 This list of units of selection is not meant to be exhaustive or exclusive.
 As I write this, the now nearly pandemic Zika virus has encouraged even the Pope to support contraception. So perhaps the first horseman of the apocalypse may yet slow human population growth. But history is not a source of optimism on this count.

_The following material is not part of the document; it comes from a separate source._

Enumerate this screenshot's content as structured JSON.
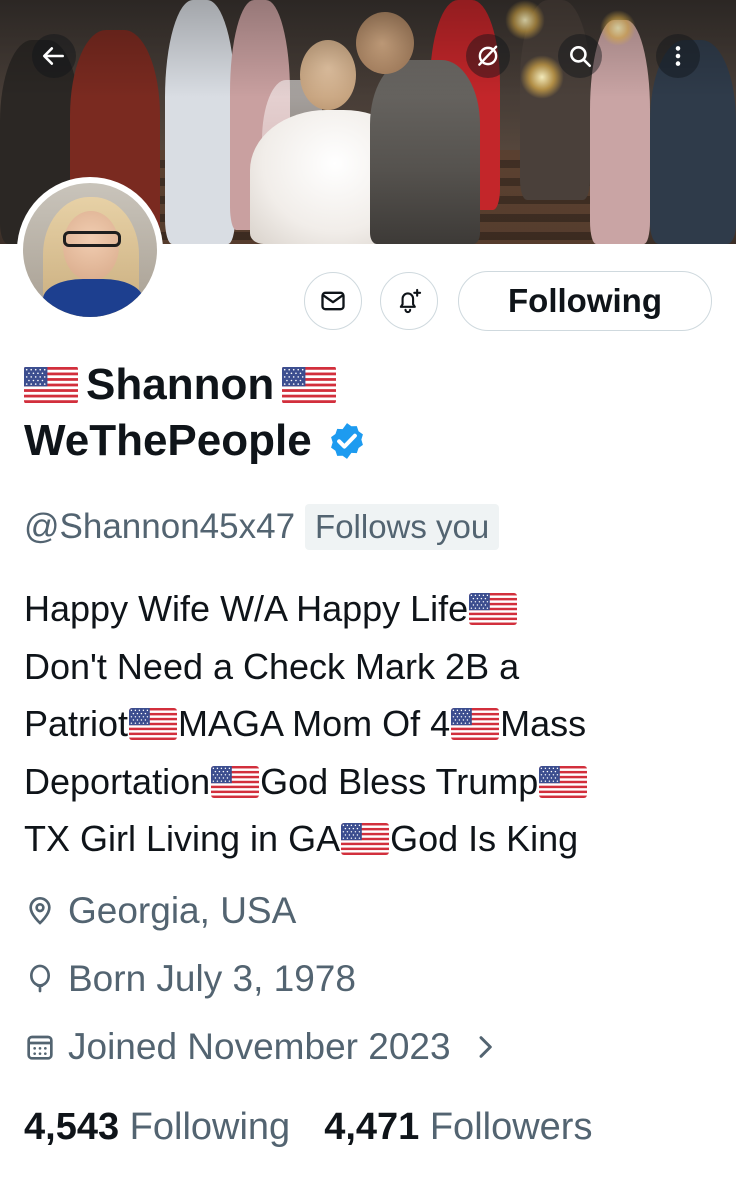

 Ironically, that part of ecological research that currently focuses the most on transient, non-equilibrium dynamics – the study of tipping points and regime shifts – implicitly assume that either before or after the regime shift that ecological conditions are broadly stable. Botkin (2012: xii) expressed this cognitive dissonance most succinctly: “[i]f you ask ecologists whether nature is constant, they will always say ‘No, of course not.’ But if you ask them to write down a policy for biological conservation or any other kind of environmental management, they will almost always write down a steady-state [i.e., ‘nature is stable’] solution.”